It speaks volumes to think that the original Corps of Discovery had 36 men who managed to build Fort Clatsop in 15 days and then 200 years later it took 700 to do the same.
Now, if you are wondering how it is that Fort Clatsop inspired my love of history, we have to go back to a few short years after the original replica was built. My first trip to Long Beach, Washington, was – from what I have gathered based on home movies – was likely the summer of 1961 or 1962. There is footage of our family along with another family, vacationing on the Washington coast. It is possible we went to Fort Clatsop for the first time that trip.
What I do know is that the ONLY vacation my family took every year was always to the Long Beach Peninsula. And one of the favorite days of the vacation was when we ventured across the Columbia River to explore Astoria and visit Fort Clatsop.
For a child still in single digits as far as her age, Fort Clatsop inspired the imagination. I was awed by the thought of Lewis and Clark and their adventures; inspired by the young mother, Sacagawea, the only woman in their troop, caring for a baby in the wilderness.
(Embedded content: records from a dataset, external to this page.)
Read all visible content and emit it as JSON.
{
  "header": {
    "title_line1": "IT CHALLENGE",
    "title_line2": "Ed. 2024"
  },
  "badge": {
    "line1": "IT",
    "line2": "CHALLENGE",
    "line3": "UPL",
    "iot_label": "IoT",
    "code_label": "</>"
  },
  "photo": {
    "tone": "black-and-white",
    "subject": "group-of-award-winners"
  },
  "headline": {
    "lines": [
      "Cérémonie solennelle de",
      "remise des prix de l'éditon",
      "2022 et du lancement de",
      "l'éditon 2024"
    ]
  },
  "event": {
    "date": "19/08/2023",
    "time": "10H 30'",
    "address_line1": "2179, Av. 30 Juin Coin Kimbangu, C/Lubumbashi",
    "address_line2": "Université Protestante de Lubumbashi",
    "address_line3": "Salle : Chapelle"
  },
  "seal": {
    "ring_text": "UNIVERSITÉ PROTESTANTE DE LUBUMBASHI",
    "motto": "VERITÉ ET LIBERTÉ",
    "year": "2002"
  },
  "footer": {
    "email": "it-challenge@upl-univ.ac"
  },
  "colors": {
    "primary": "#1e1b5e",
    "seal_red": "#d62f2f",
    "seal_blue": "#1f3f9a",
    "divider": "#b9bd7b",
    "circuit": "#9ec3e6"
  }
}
Each summer – and NOT in the rain and wind and certainly warmer than 40 degrees – we would sprint from room to room, examining the wooden bunk beds where the men slept. Looked at the tiny bed where Sacagawea’s son, Jean Baptiste Charbonneau, only 10 months old when Fort Clatsop was built, spent his first year.
We would walk the trail to the stream where they had to go to get water each day. We’d hike down to the Lewis and Clark River (the original name of the river was the Netul River. It was renamed in 1925) and pretend to row in the dugout canoes displayed there. For one afternoon, we’d imagine we were pioneers, living in a wilderness just like Lewis and Clark.
My father went back to school in 1962 to get his education degree and a couple years later became a Washington State History teacher at Franklin Junior High in Yakima.
My siblings and I were, in many ways, his first students as our summer trip to the beach was chock full of historical tidbits mostly about Lewis and Clark. And each year there was ALWAYS the trip to Fort Clatsop.
With the arrival of my own children, the annual trips to the beach resumed and for most of those years the obligatory visit to Fort Clatsop was included.
October 2005’s fire left me feeling shocked and sad. Fort Clatsop was gone. And yet it rose again quickly and we visited the next summer. Of course the structure was not exactly the same but in one way it was much better. It felt more historically accurate.
The Fort Clatsop of my day was dank and seemed old. And it smelled musty. In the summer of 2006 I was struck by the aroma of the newly hewn cedar and how bright the wood looked, not yet wet and stinky. This, I thought, was how it must have looked to the Corps of Discovery when they occupied it, perhaps not quite as dark and miserable as the replica of the 1960’s and 70’s portrayed.
I like to think that my children also think about their many visits to Fort Clatsop and remember them as a wonderful family tradition. Just not in the month of December. Although that would be historically accurate.
A few links: